> **Work item**: Every entry is to be set down a second time, precisely as written.

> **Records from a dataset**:
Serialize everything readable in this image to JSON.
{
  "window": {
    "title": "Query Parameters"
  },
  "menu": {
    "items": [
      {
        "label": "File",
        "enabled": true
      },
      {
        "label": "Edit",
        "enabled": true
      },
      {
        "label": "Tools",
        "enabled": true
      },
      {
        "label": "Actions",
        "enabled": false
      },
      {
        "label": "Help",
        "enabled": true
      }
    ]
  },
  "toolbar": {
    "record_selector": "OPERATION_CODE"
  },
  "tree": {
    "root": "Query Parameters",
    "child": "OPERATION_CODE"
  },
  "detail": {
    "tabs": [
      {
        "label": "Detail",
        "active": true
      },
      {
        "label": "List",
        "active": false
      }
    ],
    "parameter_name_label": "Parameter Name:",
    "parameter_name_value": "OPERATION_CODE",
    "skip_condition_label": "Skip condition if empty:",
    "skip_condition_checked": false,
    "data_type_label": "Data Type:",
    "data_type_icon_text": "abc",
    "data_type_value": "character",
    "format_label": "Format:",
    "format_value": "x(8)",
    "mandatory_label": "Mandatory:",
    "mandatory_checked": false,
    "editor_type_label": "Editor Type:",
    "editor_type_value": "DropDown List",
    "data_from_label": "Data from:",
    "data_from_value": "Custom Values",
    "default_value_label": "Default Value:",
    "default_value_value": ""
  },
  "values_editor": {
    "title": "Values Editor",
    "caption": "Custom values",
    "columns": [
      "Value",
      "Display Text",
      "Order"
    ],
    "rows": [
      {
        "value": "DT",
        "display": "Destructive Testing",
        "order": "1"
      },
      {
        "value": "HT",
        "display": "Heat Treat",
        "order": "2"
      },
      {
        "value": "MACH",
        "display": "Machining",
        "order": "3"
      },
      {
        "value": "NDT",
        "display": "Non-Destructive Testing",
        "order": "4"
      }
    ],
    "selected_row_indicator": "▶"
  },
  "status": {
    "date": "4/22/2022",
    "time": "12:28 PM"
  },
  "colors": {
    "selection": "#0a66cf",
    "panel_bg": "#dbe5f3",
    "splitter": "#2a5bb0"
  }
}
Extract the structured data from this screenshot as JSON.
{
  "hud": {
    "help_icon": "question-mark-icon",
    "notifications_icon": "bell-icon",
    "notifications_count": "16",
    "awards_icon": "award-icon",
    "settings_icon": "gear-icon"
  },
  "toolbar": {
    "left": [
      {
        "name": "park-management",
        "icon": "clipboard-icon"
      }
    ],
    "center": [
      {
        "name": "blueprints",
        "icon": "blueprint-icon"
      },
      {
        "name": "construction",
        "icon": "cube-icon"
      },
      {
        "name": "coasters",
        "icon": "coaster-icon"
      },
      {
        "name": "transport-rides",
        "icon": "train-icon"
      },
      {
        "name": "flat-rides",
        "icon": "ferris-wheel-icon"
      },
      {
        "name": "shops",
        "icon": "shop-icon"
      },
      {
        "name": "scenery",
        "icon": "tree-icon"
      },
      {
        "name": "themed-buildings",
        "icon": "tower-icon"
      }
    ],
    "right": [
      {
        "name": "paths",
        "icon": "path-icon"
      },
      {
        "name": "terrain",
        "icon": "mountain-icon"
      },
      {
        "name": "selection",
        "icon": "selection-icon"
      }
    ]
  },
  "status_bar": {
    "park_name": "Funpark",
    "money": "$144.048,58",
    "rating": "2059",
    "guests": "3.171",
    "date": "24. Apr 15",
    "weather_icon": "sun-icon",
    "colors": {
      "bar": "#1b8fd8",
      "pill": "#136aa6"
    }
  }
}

> **Finished exercise**:
Serialize everything readable in this image to JSON.
{
  "window": {
    "title": "Query Parameters"
  },
  "menu": {
    "items": [
      {
        "label": "File",
        "enabled": true
      },
      {
        "label": "Edit",
        "enabled": true
      },
      {
        "label": "Tools",
        "enabled": true
      },
      {
        "label": "Actions",
        "enabled": false
      },
      {
        "label": "Help",
        "enabled": true
      }
    ]
  },
  "toolbar": {
    "record_selector": "OPERATION_CODE"
  },
  "tree": {
    "root": "Query Parameters",
    "child": "OPERATION_CODE"
  },
  "detail": {
    "tabs": [
      {
        "label": "Detail",
        "active": true
      },
      {
        "label": "List",
        "active": false
      }
    ],
    "parameter_name_label": "Parameter Name:",
    "parameter_name_value": "OPERATION_CODE",
    "skip_condition_label": "Skip condition if empty:",
    "skip_condition_checked": false,
    "data_type_label": "Data Type:",
    "data_type_icon_text": "abc",
    "data_type_value": "character",
    "format_label": "Format:",
    "format_value": "x(8)",
    "mandatory_label": "Mandatory:",
    "mandatory_checked": false,
    "editor_type_label": "Editor Type:",
    "editor_type_value": "DropDown List",
    "data_from_label": "Data from:",
    "data_from_value": "Custom Values",
    "default_value_label": "Default Value:",
    "default_value_value": ""
  },
  "values_editor": {
    "title": "Values Editor",
    "caption": "Custom values",
    "columns": [
      "Value",
      "Display Text",
      "Order"
    ],
    "rows": [
      {
        "value": "DT",
        "display": "Destructive Testing",
        "order": "1"
      },
      {
        "value": "HT",
        "display": "Heat Treat",
        "order": "2"
      },
      {
        "value": "MACH",
        "display": "Machining",
        "order": "3"
      },
      {
        "value": "NDT",
        "display": "Non-Destructive Testing",
        "order": "4"
      }
    ],
    "selected_row_indicator": "▶"
  },
  "status": {
    "date": "4/22/2022",
    "time": "12:28 PM"
  },
  "colors": {
    "selection": "#0a66cf",
    "panel_bg": "#dbe5f3",
    "splitter": "#2a5bb0"
  }
}
Extract the structured data from this screenshot as JSON.
{
  "hud": {
    "help_icon": "question-mark-icon",
    "notifications_icon": "bell-icon",
    "notifications_count": "16",
    "awards_icon": "award-icon",
    "settings_icon": "gear-icon"
  },
  "toolbar": {
    "left": [
      {
        "name": "park-management",
        "icon": "clipboard-icon"
      }
    ],
    "center": [
      {
        "name": "blueprints",
        "icon": "blueprint-icon"
      },
      {
        "name": "construction",
        "icon": "cube-icon"
      },
      {
        "name": "coasters",
        "icon": "coaster-icon"
      },
      {
        "name": "transport-rides",
        "icon": "train-icon"
      },
      {
        "name": "flat-rides",
        "icon": "ferris-wheel-icon"
      },
      {
        "name": "shops",
        "icon": "shop-icon"
      },
      {
        "name": "scenery",
        "icon": "tree-icon"
      },
      {
        "name": "themed-buildings",
        "icon": "tower-icon"
      }
    ],
    "right": [
      {
        "name": "paths",
        "icon": "path-icon"
      },
      {
        "name": "terrain",
        "icon": "mountain-icon"
      },
      {
        "name": "selection",
        "icon": "selection-icon"
      }
    ]
  },
  "status_bar": {
    "park_name": "Funpark",
    "money": "$144.048,58",
    "rating": "2059",
    "guests": "3.171",
    "date": "24. Apr 15",
    "weather_icon": "sun-icon",
    "colors": {
      "bar": "#1b8fd8",
      "pill": "#136aa6"
    }
  }
}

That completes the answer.